## INPUT MATERIAL
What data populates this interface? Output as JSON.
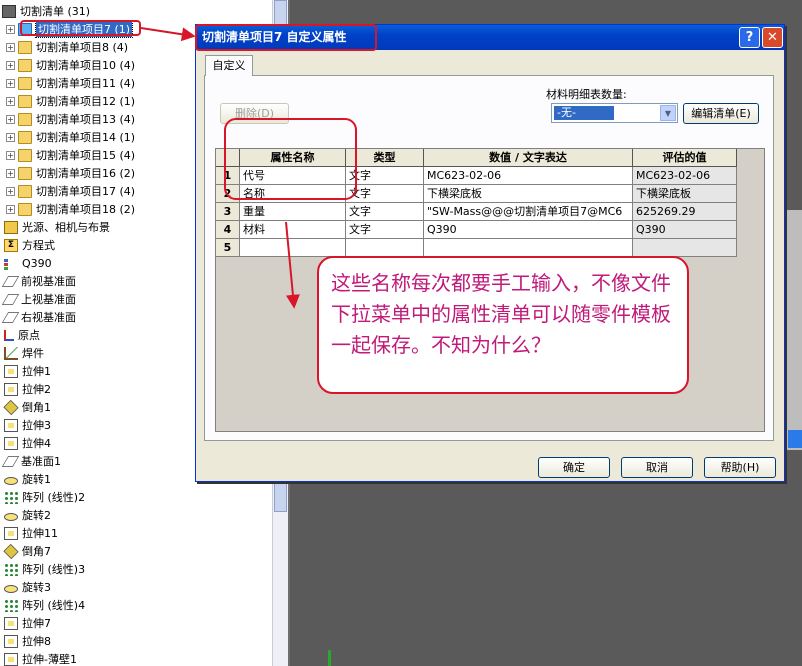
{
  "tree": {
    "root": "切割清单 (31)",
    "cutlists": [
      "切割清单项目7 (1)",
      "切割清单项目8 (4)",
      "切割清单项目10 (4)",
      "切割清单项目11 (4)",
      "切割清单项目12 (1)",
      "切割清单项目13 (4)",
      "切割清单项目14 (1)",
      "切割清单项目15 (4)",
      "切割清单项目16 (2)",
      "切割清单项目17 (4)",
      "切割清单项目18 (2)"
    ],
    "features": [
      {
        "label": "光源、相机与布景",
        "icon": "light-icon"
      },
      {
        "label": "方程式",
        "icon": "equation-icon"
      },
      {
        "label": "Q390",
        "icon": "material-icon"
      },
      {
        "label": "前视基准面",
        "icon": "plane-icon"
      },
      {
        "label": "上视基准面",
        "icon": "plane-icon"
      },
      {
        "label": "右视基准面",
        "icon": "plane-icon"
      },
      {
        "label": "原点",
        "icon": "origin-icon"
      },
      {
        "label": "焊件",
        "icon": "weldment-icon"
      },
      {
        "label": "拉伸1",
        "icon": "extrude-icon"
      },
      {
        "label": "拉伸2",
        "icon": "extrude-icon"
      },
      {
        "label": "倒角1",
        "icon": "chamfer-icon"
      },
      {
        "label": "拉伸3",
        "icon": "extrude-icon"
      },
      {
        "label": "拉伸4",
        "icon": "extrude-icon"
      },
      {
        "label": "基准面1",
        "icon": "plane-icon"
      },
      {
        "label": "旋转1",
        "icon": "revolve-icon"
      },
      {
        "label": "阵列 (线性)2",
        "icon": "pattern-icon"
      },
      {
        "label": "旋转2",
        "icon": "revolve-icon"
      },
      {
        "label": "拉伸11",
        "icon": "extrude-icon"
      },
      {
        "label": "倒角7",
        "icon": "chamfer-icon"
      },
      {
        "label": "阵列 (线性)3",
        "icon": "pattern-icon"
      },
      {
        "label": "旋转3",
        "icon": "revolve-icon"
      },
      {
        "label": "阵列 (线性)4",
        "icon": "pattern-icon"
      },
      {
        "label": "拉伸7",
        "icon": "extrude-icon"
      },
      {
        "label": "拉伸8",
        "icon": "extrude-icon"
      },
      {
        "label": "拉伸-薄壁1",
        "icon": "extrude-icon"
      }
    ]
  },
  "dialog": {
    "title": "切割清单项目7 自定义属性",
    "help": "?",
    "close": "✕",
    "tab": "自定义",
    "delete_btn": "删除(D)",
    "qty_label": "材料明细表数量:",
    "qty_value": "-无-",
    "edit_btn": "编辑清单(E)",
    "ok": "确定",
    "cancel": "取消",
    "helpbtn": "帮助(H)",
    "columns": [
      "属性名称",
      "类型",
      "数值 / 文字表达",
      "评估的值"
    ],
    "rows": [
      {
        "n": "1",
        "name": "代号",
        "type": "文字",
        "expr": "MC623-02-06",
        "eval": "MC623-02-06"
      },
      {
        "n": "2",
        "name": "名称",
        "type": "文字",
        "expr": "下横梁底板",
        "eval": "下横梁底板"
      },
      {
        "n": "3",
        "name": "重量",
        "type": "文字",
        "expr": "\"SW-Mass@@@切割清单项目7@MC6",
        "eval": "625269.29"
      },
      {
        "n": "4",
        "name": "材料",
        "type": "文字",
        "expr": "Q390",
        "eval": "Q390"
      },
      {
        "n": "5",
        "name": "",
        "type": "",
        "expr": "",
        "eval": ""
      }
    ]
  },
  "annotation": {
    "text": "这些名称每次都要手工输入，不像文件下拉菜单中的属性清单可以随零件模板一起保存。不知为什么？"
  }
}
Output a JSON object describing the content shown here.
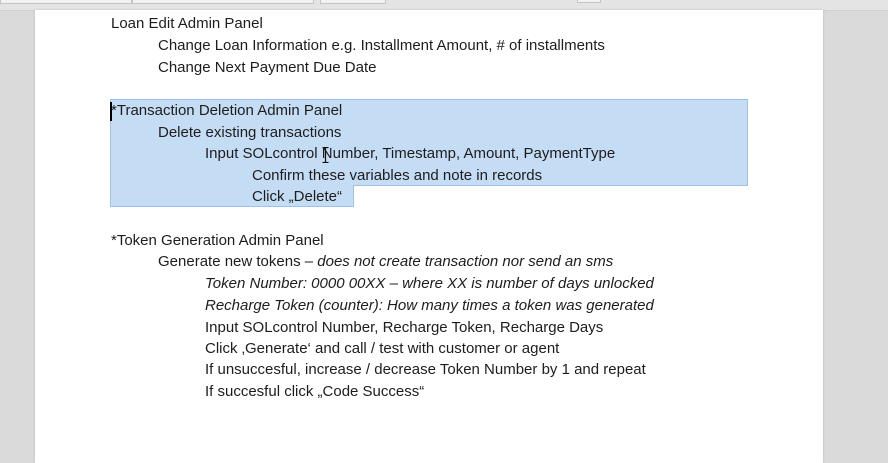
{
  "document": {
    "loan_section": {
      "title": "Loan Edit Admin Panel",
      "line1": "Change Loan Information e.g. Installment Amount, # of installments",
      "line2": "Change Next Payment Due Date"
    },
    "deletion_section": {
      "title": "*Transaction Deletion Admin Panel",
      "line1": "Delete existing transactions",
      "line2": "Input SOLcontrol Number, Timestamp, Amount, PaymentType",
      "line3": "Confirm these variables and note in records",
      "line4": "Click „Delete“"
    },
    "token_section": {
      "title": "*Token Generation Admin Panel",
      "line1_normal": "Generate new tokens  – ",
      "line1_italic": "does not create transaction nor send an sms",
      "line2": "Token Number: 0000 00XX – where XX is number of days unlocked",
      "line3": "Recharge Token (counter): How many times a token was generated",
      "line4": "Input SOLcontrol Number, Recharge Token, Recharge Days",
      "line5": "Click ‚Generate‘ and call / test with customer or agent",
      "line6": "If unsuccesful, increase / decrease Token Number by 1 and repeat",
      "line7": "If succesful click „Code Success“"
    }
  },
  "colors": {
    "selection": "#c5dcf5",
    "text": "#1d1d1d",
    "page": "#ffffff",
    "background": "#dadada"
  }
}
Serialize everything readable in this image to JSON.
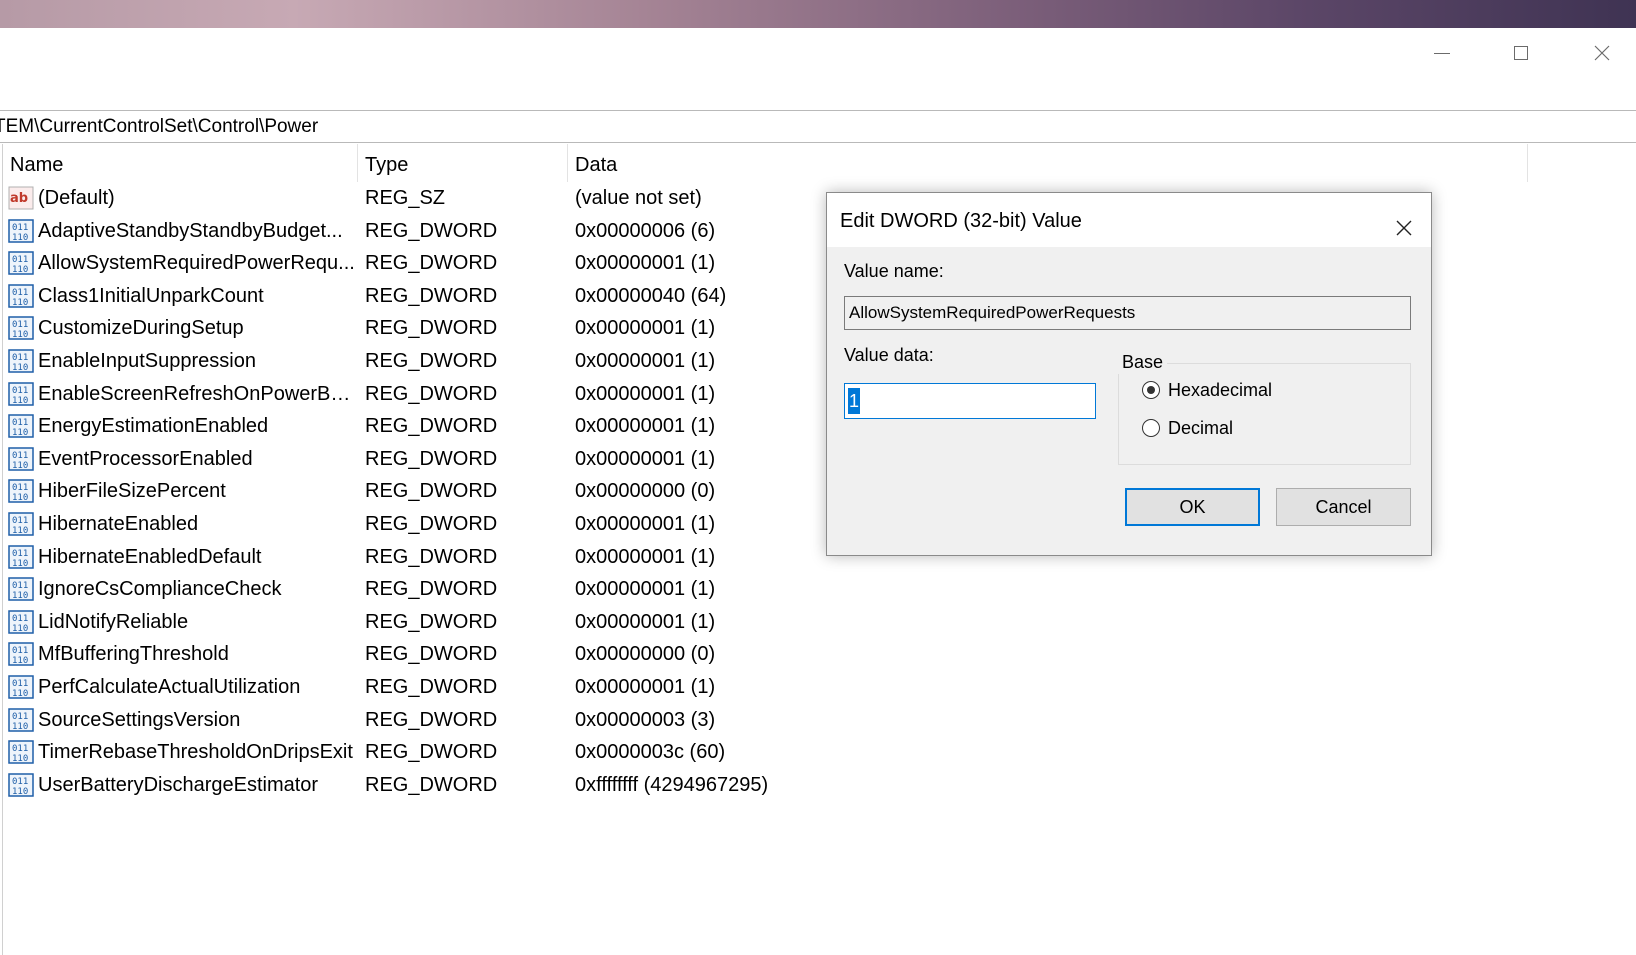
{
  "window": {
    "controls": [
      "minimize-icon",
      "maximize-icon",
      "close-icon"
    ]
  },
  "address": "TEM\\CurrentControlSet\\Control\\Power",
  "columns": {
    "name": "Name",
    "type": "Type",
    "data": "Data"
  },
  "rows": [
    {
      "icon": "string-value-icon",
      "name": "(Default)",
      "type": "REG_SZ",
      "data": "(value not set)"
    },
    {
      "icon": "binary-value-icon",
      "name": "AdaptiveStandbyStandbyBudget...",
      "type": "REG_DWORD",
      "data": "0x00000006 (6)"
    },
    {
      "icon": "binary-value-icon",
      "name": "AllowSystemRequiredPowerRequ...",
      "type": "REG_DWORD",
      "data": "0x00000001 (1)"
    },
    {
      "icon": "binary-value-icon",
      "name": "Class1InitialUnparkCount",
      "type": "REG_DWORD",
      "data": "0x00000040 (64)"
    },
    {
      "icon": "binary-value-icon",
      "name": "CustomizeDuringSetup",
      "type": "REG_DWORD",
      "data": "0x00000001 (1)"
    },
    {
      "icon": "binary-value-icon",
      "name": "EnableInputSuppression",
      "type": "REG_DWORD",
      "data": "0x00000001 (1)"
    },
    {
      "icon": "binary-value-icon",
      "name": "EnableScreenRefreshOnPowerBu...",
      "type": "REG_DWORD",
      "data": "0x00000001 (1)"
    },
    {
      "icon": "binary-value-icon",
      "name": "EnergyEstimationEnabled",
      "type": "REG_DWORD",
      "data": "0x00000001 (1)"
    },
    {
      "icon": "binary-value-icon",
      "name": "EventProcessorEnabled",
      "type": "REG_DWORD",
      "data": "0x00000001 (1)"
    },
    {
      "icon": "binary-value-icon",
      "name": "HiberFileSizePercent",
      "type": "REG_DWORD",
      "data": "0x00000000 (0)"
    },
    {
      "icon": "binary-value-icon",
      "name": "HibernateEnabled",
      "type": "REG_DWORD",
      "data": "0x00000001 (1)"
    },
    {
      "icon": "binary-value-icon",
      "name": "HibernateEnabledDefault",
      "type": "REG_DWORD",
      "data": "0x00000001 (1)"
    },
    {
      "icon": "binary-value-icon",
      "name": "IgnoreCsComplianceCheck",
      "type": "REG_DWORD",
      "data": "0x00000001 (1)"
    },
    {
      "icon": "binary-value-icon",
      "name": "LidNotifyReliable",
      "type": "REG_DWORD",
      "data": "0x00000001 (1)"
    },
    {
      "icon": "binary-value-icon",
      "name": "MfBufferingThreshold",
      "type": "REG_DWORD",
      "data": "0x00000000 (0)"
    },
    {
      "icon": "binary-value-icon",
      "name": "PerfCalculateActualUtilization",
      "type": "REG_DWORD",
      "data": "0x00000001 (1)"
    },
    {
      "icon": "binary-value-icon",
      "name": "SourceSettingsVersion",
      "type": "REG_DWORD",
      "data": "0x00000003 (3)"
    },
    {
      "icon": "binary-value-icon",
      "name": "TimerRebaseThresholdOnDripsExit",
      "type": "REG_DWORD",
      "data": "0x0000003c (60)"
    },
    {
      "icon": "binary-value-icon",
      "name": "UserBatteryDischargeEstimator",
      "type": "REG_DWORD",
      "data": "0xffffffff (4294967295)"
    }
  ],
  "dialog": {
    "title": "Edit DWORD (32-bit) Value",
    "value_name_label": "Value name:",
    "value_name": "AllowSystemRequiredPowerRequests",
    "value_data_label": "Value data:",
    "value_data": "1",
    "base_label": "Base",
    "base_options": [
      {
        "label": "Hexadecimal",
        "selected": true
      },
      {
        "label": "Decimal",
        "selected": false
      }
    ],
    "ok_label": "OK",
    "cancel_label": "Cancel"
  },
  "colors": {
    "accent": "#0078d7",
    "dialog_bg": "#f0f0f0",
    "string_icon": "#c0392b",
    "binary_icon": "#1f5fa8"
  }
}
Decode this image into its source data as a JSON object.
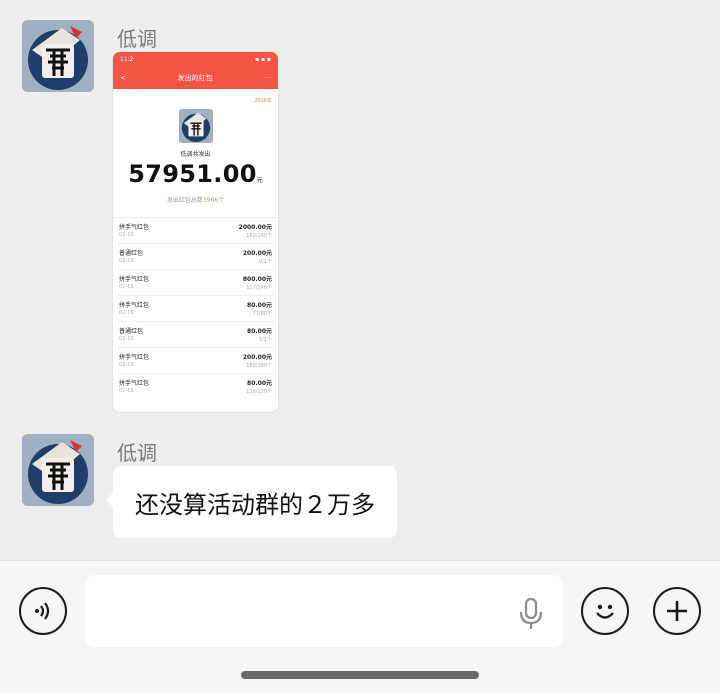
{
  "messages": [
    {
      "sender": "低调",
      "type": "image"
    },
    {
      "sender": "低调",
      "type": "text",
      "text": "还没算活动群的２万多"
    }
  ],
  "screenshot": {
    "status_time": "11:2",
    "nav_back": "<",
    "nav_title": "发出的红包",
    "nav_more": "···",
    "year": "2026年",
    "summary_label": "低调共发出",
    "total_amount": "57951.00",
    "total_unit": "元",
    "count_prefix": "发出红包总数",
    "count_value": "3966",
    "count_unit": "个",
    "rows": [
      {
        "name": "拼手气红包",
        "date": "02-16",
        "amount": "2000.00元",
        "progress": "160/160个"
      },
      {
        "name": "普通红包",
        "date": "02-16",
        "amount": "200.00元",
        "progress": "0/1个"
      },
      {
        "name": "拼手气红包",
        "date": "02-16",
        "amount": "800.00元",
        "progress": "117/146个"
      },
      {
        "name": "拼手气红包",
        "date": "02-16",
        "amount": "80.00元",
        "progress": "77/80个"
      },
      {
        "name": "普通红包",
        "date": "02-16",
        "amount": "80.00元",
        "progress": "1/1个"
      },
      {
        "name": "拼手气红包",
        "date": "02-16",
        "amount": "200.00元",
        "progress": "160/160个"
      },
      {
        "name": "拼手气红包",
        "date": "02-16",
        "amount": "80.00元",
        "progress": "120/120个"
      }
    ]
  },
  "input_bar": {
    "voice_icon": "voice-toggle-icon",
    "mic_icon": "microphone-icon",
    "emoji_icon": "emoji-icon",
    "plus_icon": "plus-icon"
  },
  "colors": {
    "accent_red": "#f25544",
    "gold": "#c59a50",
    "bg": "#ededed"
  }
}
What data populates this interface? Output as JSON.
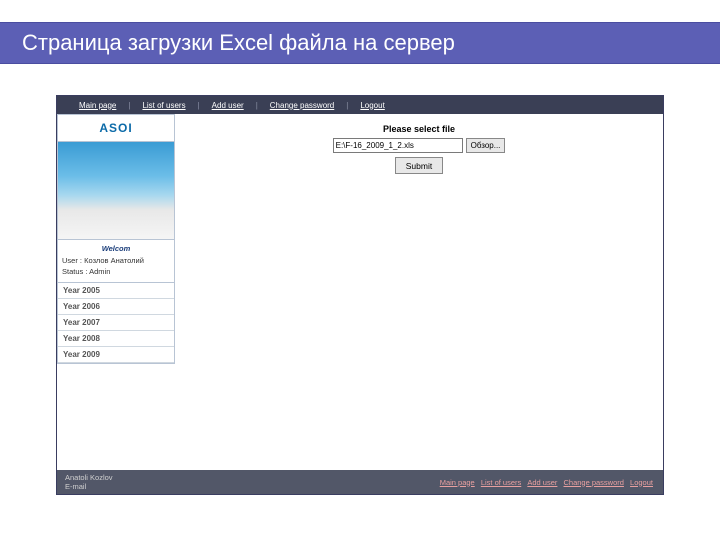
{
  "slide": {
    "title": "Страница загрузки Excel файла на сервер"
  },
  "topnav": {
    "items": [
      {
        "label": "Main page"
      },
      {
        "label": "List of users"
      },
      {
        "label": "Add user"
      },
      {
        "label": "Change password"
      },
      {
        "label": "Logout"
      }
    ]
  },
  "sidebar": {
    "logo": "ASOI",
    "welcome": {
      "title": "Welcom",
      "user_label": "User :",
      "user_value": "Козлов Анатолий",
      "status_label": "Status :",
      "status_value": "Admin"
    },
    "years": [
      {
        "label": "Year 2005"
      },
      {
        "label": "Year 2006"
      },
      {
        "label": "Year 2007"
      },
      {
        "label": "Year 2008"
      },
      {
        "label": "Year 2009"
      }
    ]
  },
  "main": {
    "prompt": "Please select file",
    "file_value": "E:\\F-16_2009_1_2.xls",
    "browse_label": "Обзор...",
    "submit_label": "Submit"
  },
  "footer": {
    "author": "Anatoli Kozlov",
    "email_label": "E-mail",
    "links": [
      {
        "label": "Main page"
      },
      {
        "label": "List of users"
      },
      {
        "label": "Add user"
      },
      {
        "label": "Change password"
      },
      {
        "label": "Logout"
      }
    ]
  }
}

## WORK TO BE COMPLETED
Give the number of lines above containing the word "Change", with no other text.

## ANSWER FOR THE TASK
4